## TASK REQUIREMENTS
Reproduce the data below exactly as written. Pictures do not belong in the copy.
Top of RECORDS FOR PROCESSING
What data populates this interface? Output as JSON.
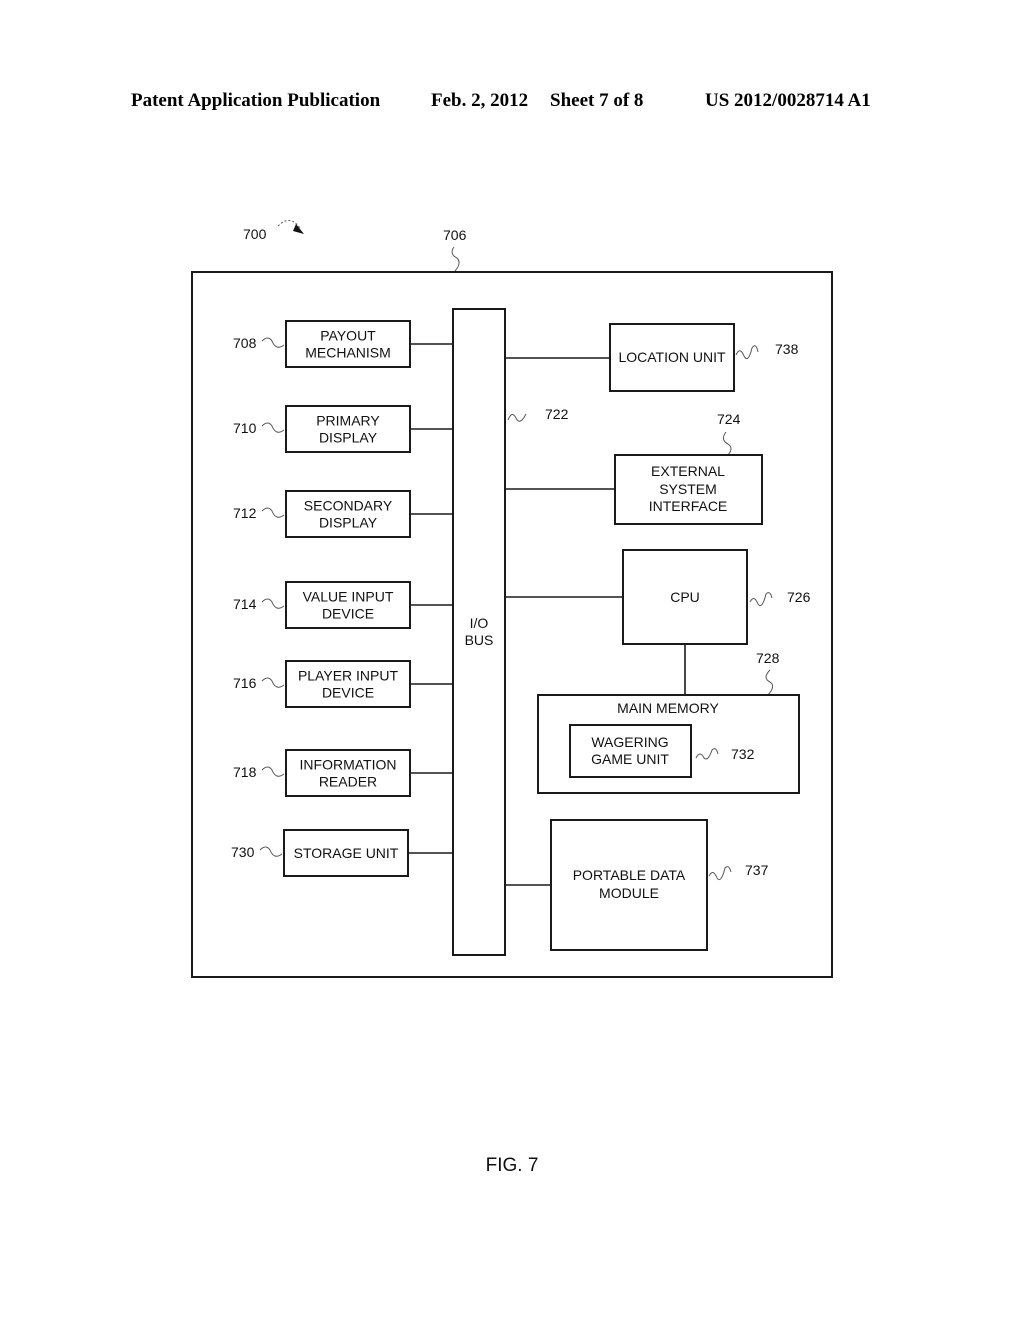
{
  "header": {
    "publication": "Patent Application Publication",
    "date": "Feb. 2, 2012",
    "sheet": "Sheet 7 of 8",
    "number": "US 2012/0028714 A1"
  },
  "figure": {
    "caption": "FIG. 7",
    "system_ref": "700",
    "enclosure_ref": "706",
    "bus": {
      "lines": [
        "I/O",
        "BUS"
      ],
      "ref": "722"
    },
    "left_components": [
      {
        "lines": [
          "PAYOUT",
          "MECHANISM"
        ],
        "ref": "708"
      },
      {
        "lines": [
          "PRIMARY",
          "DISPLAY"
        ],
        "ref": "710"
      },
      {
        "lines": [
          "SECONDARY",
          "DISPLAY"
        ],
        "ref": "712"
      },
      {
        "lines": [
          "VALUE INPUT",
          "DEVICE"
        ],
        "ref": "714"
      },
      {
        "lines": [
          "PLAYER INPUT",
          "DEVICE"
        ],
        "ref": "716"
      },
      {
        "lines": [
          "INFORMATION",
          "READER"
        ],
        "ref": "718"
      },
      {
        "lines": [
          "STORAGE UNIT"
        ],
        "ref": "730"
      }
    ],
    "right_components": {
      "location_unit": {
        "lines": [
          "LOCATION UNIT"
        ],
        "ref": "738"
      },
      "external_interface": {
        "lines": [
          "EXTERNAL",
          "SYSTEM",
          "INTERFACE"
        ],
        "ref": "724"
      },
      "cpu": {
        "lines": [
          "CPU"
        ],
        "ref": "726"
      },
      "main_memory": {
        "lines": [
          "MAIN MEMORY"
        ],
        "ref": "728"
      },
      "wagering_game_unit": {
        "lines": [
          "WAGERING",
          "GAME UNIT"
        ],
        "ref": "732"
      },
      "portable_data_module": {
        "lines": [
          "PORTABLE DATA",
          "MODULE"
        ],
        "ref": "737"
      }
    }
  }
}
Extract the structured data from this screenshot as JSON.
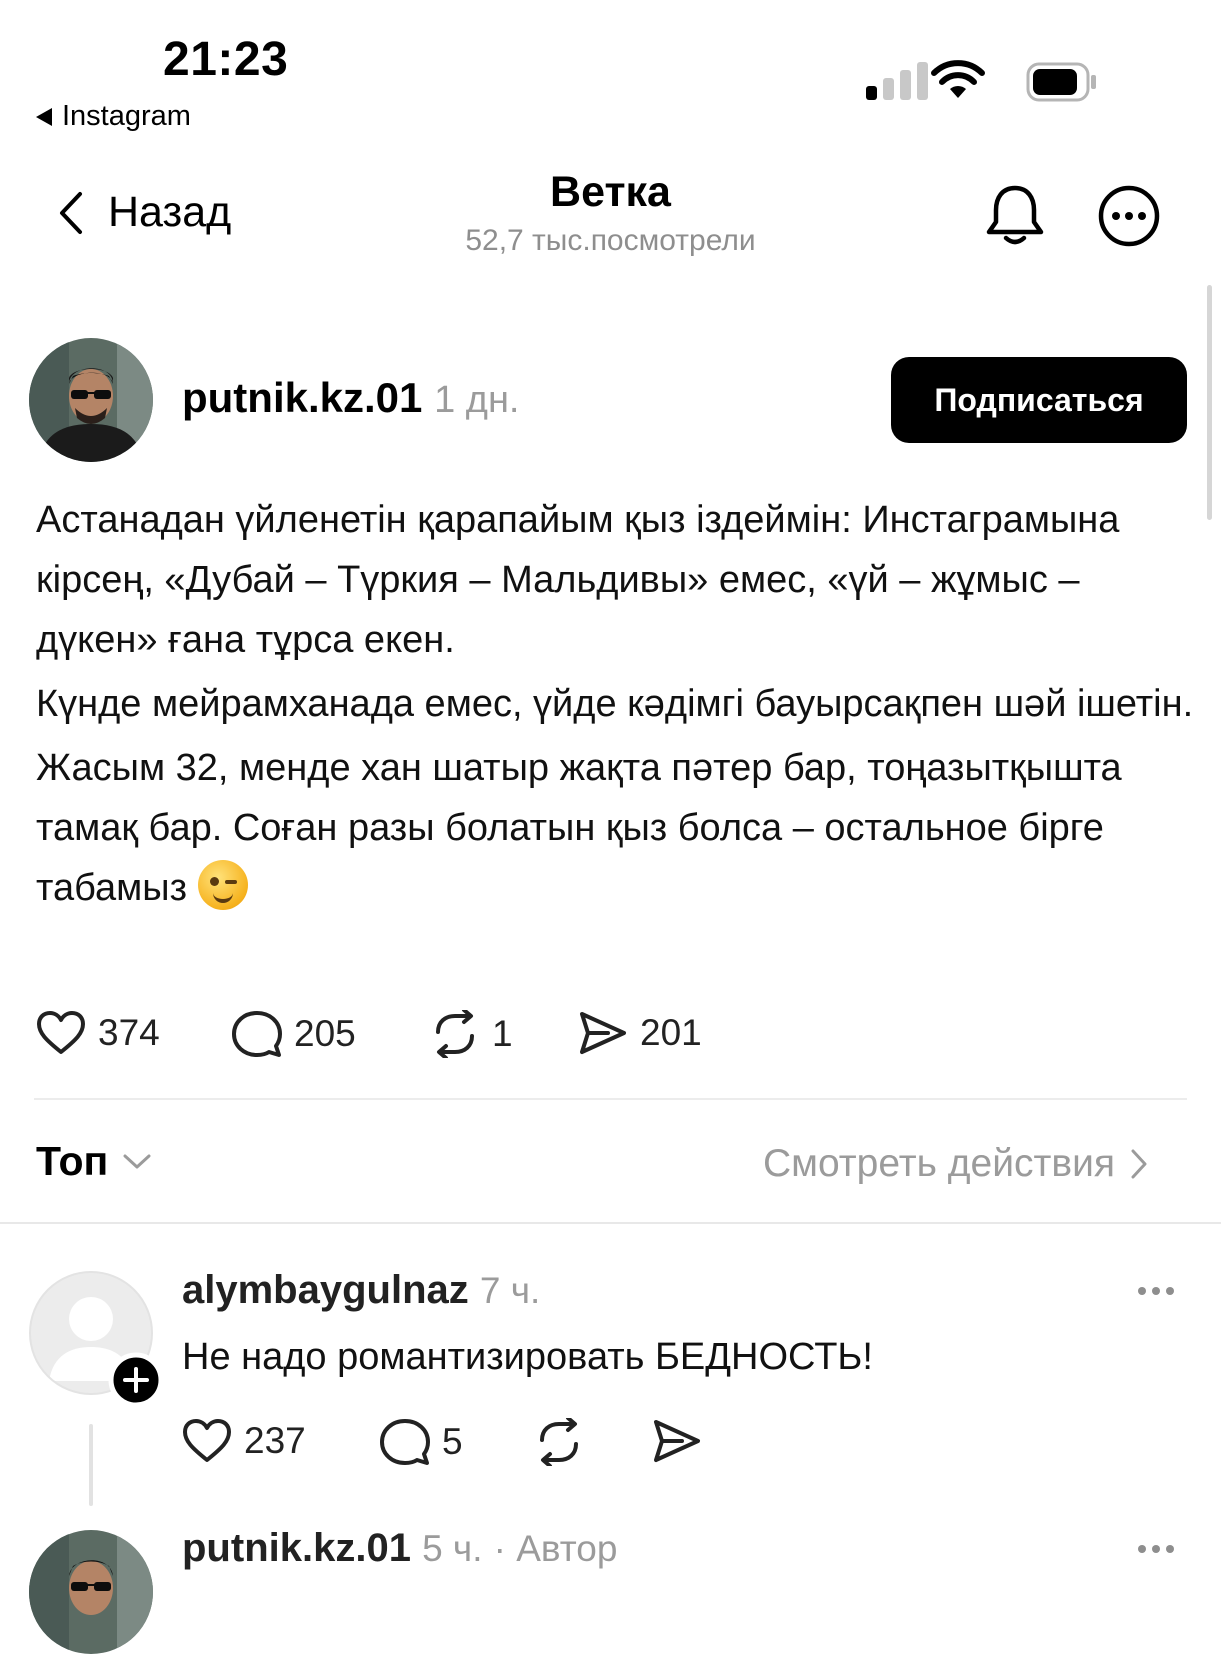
{
  "status_bar": {
    "time": "21:23",
    "back_app": "Instagram"
  },
  "nav": {
    "back_label": "Назад",
    "title": "Ветка",
    "subtitle": "52,7 тыс.посмотрели"
  },
  "post": {
    "username": "putnik.kz.01",
    "time": "1 дн.",
    "follow_label": "Подписаться",
    "paragraphs": [
      "Астанадан үйленетін қарапайым қыз іздеймін: Инстаграмына кірсең, «Дубай – Түркия – Мальдивы» емес, «үй – жұмыс – дүкен» ғана тұрса екен.",
      "Күнде мейрамханада емес, үйде кәдімгі бауырсақпен шәй ішетін.",
      "Жасым 32, менде хан шатыр жақта пәтер бар, тоңазытқышта тамақ бар. Соған разы болатын қыз болса – остальное бірге табамыз"
    ],
    "likes": "374",
    "comments": "205",
    "reposts": "1",
    "shares": "201"
  },
  "sort": {
    "label": "Топ",
    "view_activity": "Смотреть действия"
  },
  "comments": [
    {
      "username": "alymbaygulnaz",
      "time": "7 ч.",
      "text": "Не надо романтизировать БЕДНОСТЬ!",
      "likes": "237",
      "replies": "5"
    },
    {
      "username": "putnik.kz.01",
      "time": "5 ч.",
      "author_tag": "· Автор"
    }
  ],
  "icons": [
    "chevron-left-icon",
    "bell-icon",
    "more-icon",
    "heart-icon",
    "comment-icon",
    "repost-icon",
    "share-icon",
    "chevron-down-icon",
    "chevron-right-icon",
    "add-follow-icon"
  ]
}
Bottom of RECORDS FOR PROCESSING
## RESPONSE AREA
What data populates this interface? Output as JSON.
{
  "header": {
    "publication": "Patent Application Publication",
    "date": "Feb. 2, 2012",
    "sheet": "Sheet 7 of 8",
    "number": "US 2012/0028714 A1"
  },
  "figure": {
    "caption": "FIG. 7",
    "system_ref": "700",
    "enclosure_ref": "706",
    "bus": {
      "lines": [
        "I/O",
        "BUS"
      ],
      "ref": "722"
    },
    "left_components": [
      {
        "lines": [
          "PAYOUT",
          "MECHANISM"
        ],
        "ref": "708"
      },
      {
        "lines": [
          "PRIMARY",
          "DISPLAY"
        ],
        "ref": "710"
      },
      {
        "lines": [
          "SECONDARY",
          "DISPLAY"
        ],
        "ref": "712"
      },
      {
        "lines": [
          "VALUE INPUT",
          "DEVICE"
        ],
        "ref": "714"
      },
      {
        "lines": [
          "PLAYER INPUT",
          "DEVICE"
        ],
        "ref": "716"
      },
      {
        "lines": [
          "INFORMATION",
          "READER"
        ],
        "ref": "718"
      },
      {
        "lines": [
          "STORAGE UNIT"
        ],
        "ref": "730"
      }
    ],
    "right_components": {
      "location_unit": {
        "lines": [
          "LOCATION UNIT"
        ],
        "ref": "738"
      },
      "external_interface": {
        "lines": [
          "EXTERNAL",
          "SYSTEM",
          "INTERFACE"
        ],
        "ref": "724"
      },
      "cpu": {
        "lines": [
          "CPU"
        ],
        "ref": "726"
      },
      "main_memory": {
        "lines": [
          "MAIN MEMORY"
        ],
        "ref": "728"
      },
      "wagering_game_unit": {
        "lines": [
          "WAGERING",
          "GAME UNIT"
        ],
        "ref": "732"
      },
      "portable_data_module": {
        "lines": [
          "PORTABLE DATA",
          "MODULE"
        ],
        "ref": "737"
      }
    }
  }
}
Extract the structured data from this screenshot as JSON.
{
  "status_bar": {
    "time": "21:23",
    "back_app": "Instagram"
  },
  "nav": {
    "back_label": "Назад",
    "title": "Ветка",
    "subtitle": "52,7 тыс.посмотрели"
  },
  "post": {
    "username": "putnik.kz.01",
    "time": "1 дн.",
    "follow_label": "Подписаться",
    "paragraphs": [
      "Астанадан үйленетін қарапайым қыз іздеймін: Инстаграмына кірсең, «Дубай – Түркия – Мальдивы» емес, «үй – жұмыс – дүкен» ғана тұрса екен.",
      "Күнде мейрамханада емес, үйде кәдімгі бауырсақпен шәй ішетін.",
      "Жасым 32, менде хан шатыр жақта пәтер бар, тоңазытқышта тамақ бар. Соған разы болатын қыз болса – остальное бірге табамыз"
    ],
    "likes": "374",
    "comments": "205",
    "reposts": "1",
    "shares": "201"
  },
  "sort": {
    "label": "Топ",
    "view_activity": "Смотреть действия"
  },
  "comments": [
    {
      "username": "alymbaygulnaz",
      "time": "7 ч.",
      "text": "Не надо романтизировать БЕДНОСТЬ!",
      "likes": "237",
      "replies": "5"
    },
    {
      "username": "putnik.kz.01",
      "time": "5 ч.",
      "author_tag": "· Автор"
    }
  ],
  "icons": [
    "chevron-left-icon",
    "bell-icon",
    "more-icon",
    "heart-icon",
    "comment-icon",
    "repost-icon",
    "share-icon",
    "chevron-down-icon",
    "chevron-right-icon",
    "add-follow-icon"
  ]
}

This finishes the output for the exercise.